• _Your instructions_: If a record contains a picture, drop the picture and copy everything else exactly.

○ ○ ○

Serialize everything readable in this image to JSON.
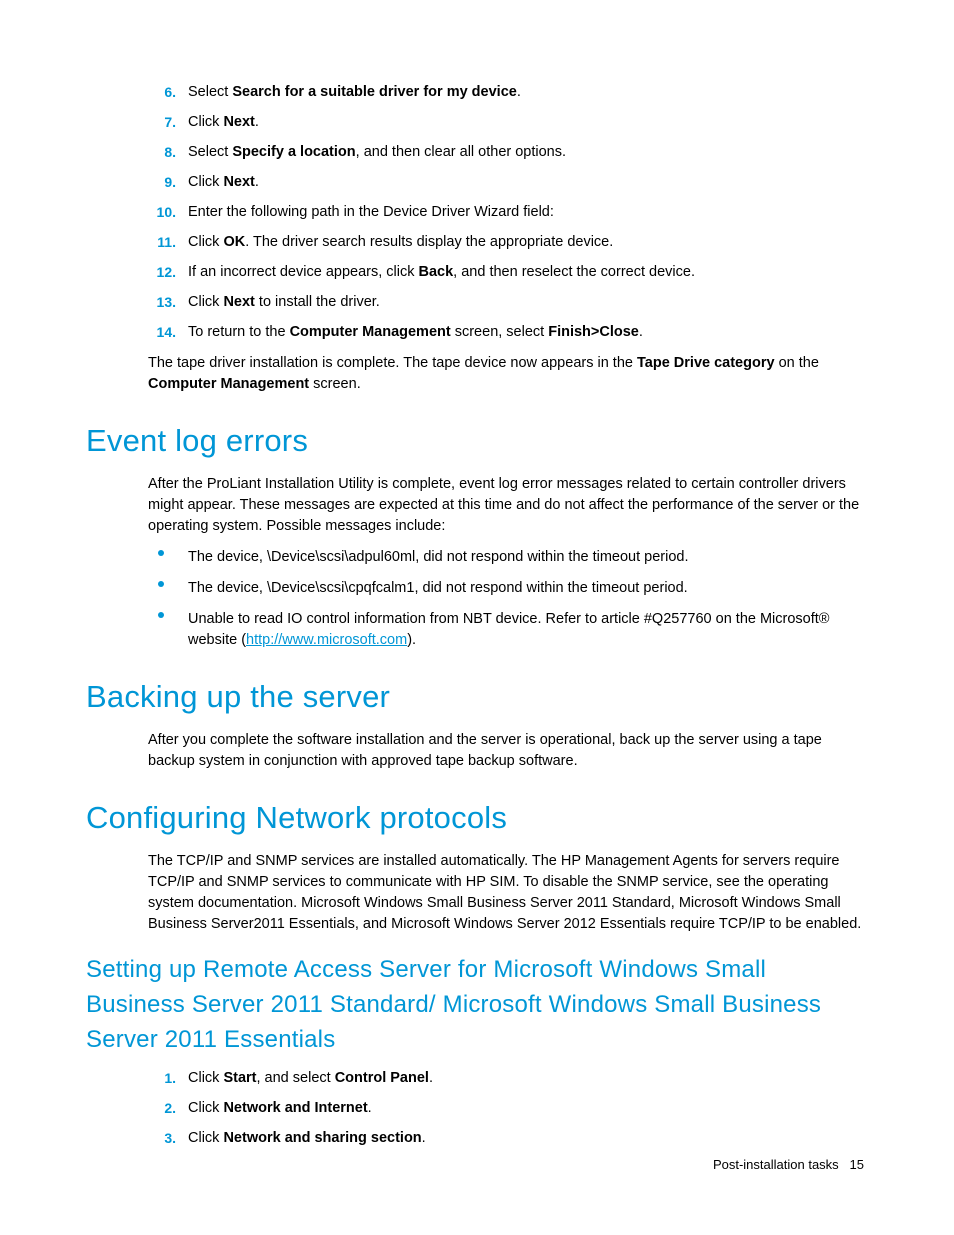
{
  "steps_top": [
    {
      "n": "6.",
      "pre": "Select ",
      "bold": "Search for a suitable driver for my device",
      "post": "."
    },
    {
      "n": "7.",
      "pre": "Click ",
      "bold": "Next",
      "post": "."
    },
    {
      "n": "8.",
      "pre": "Select ",
      "bold": "Specify a location",
      "post": ", and then clear all other options."
    },
    {
      "n": "9.",
      "pre": "Click ",
      "bold": "Next",
      "post": "."
    },
    {
      "n": "10.",
      "pre": "Enter the following path in the Device Driver Wizard field:",
      "bold": "",
      "post": ""
    },
    {
      "n": "11.",
      "pre": "Click ",
      "bold": "OK",
      "post": ". The driver search results display the appropriate device."
    },
    {
      "n": "12.",
      "pre": "If an incorrect device appears, click ",
      "bold": "Back",
      "post": ", and then reselect the correct device."
    },
    {
      "n": "13.",
      "pre": "Click ",
      "bold": "Next",
      "post": " to install the driver."
    },
    {
      "n": "14.",
      "pre": "To return to the ",
      "bold": "Computer Management",
      "post_mid": " screen, select ",
      "bold2": "Finish>Close",
      "post": "."
    }
  ],
  "tape_complete": {
    "t1": "The tape driver installation is complete. The tape device now appears in the ",
    "b1": "Tape Drive category",
    "t2": " on the ",
    "b2": "Computer Management",
    "t3": " screen."
  },
  "h_event": "Event log errors",
  "event_intro": "After the ProLiant Installation Utility is complete, event log error messages related to certain controller drivers might appear. These messages are expected at this time and do not affect the performance of the server or the operating system. Possible messages include:",
  "event_bullets": [
    {
      "text": "The device, \\Device\\scsi\\adpul60ml, did not respond within the timeout period."
    },
    {
      "text": "The device, \\Device\\scsi\\cpqfcalm1, did not respond within the timeout period."
    },
    {
      "text_pre": "Unable to read IO control information from NBT device. Refer to article #Q257760 on the Microsoft® website (",
      "link": "http://www.microsoft.com",
      "text_post": ")."
    }
  ],
  "h_backup": "Backing up the server",
  "backup_body": "After you complete the software installation and the server is operational, back up the server using a tape backup system in conjunction with approved tape backup software.",
  "h_config": "Configuring Network protocols",
  "config_body": "The TCP/IP and SNMP services are installed automatically. The HP  Management Agents  for servers require TCP/IP and SNMP services to communicate with HP  SIM. To disable the SNMP service, see the operating system documentation. Microsoft Windows Small Business Server  2011 Standard, Microsoft Windows Small Business Server2011 Essentials, and Microsoft Windows Server 2012 Essentials require TCP/IP to be enabled.",
  "h_remote": "Setting up Remote Access Server for Microsoft Windows Small Business Server 2011 Standard/ Microsoft Windows Small Business Server 2011 Essentials",
  "steps_remote": [
    {
      "n": "1.",
      "pre": "Click ",
      "bold": "Start",
      "post_mid": ", and select ",
      "bold2": "Control Panel",
      "post": "."
    },
    {
      "n": "2.",
      "pre": "Click ",
      "bold": "Network and Internet",
      "post": "."
    },
    {
      "n": "3.",
      "pre": "Click ",
      "bold": "Network and sharing section",
      "post": "."
    }
  ],
  "footer_section": "Post-installation tasks",
  "footer_page": "15"
}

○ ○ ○

• _Written reply_:
Serialize everything readable in this image to JSON.
{
  "steps_top": [
    {
      "n": "6.",
      "pre": "Select ",
      "bold": "Search for a suitable driver for my device",
      "post": "."
    },
    {
      "n": "7.",
      "pre": "Click ",
      "bold": "Next",
      "post": "."
    },
    {
      "n": "8.",
      "pre": "Select ",
      "bold": "Specify a location",
      "post": ", and then clear all other options."
    },
    {
      "n": "9.",
      "pre": "Click ",
      "bold": "Next",
      "post": "."
    },
    {
      "n": "10.",
      "pre": "Enter the following path in the Device Driver Wizard field:",
      "bold": "",
      "post": ""
    },
    {
      "n": "11.",
      "pre": "Click ",
      "bold": "OK",
      "post": ". The driver search results display the appropriate device."
    },
    {
      "n": "12.",
      "pre": "If an incorrect device appears, click ",
      "bold": "Back",
      "post": ", and then reselect the correct device."
    },
    {
      "n": "13.",
      "pre": "Click ",
      "bold": "Next",
      "post": " to install the driver."
    },
    {
      "n": "14.",
      "pre": "To return to the ",
      "bold": "Computer Management",
      "post_mid": " screen, select ",
      "bold2": "Finish>Close",
      "post": "."
    }
  ],
  "tape_complete": {
    "t1": "The tape driver installation is complete. The tape device now appears in the ",
    "b1": "Tape Drive category",
    "t2": " on the ",
    "b2": "Computer Management",
    "t3": " screen."
  },
  "h_event": "Event log errors",
  "event_intro": "After the ProLiant Installation Utility is complete, event log error messages related to certain controller drivers might appear. These messages are expected at this time and do not affect the performance of the server or the operating system. Possible messages include:",
  "event_bullets": [
    {
      "text": "The device, \\Device\\scsi\\adpul60ml, did not respond within the timeout period."
    },
    {
      "text": "The device, \\Device\\scsi\\cpqfcalm1, did not respond within the timeout period."
    },
    {
      "text_pre": "Unable to read IO control information from NBT device. Refer to article #Q257760 on the Microsoft® website (",
      "link": "http://www.microsoft.com",
      "text_post": ")."
    }
  ],
  "h_backup": "Backing up the server",
  "backup_body": "After you complete the software installation and the server is operational, back up the server using a tape backup system in conjunction with approved tape backup software.",
  "h_config": "Configuring Network protocols",
  "config_body": "The TCP/IP and SNMP services are installed automatically. The HP  Management Agents  for servers require TCP/IP and SNMP services to communicate with HP  SIM. To disable the SNMP service, see the operating system documentation. Microsoft Windows Small Business Server  2011 Standard, Microsoft Windows Small Business Server2011 Essentials, and Microsoft Windows Server 2012 Essentials require TCP/IP to be enabled.",
  "h_remote": "Setting up Remote Access Server for Microsoft Windows Small Business Server 2011 Standard/ Microsoft Windows Small Business Server 2011 Essentials",
  "steps_remote": [
    {
      "n": "1.",
      "pre": "Click ",
      "bold": "Start",
      "post_mid": ", and select ",
      "bold2": "Control Panel",
      "post": "."
    },
    {
      "n": "2.",
      "pre": "Click ",
      "bold": "Network and Internet",
      "post": "."
    },
    {
      "n": "3.",
      "pre": "Click ",
      "bold": "Network and sharing section",
      "post": "."
    }
  ],
  "footer_section": "Post-installation tasks",
  "footer_page": "15"
}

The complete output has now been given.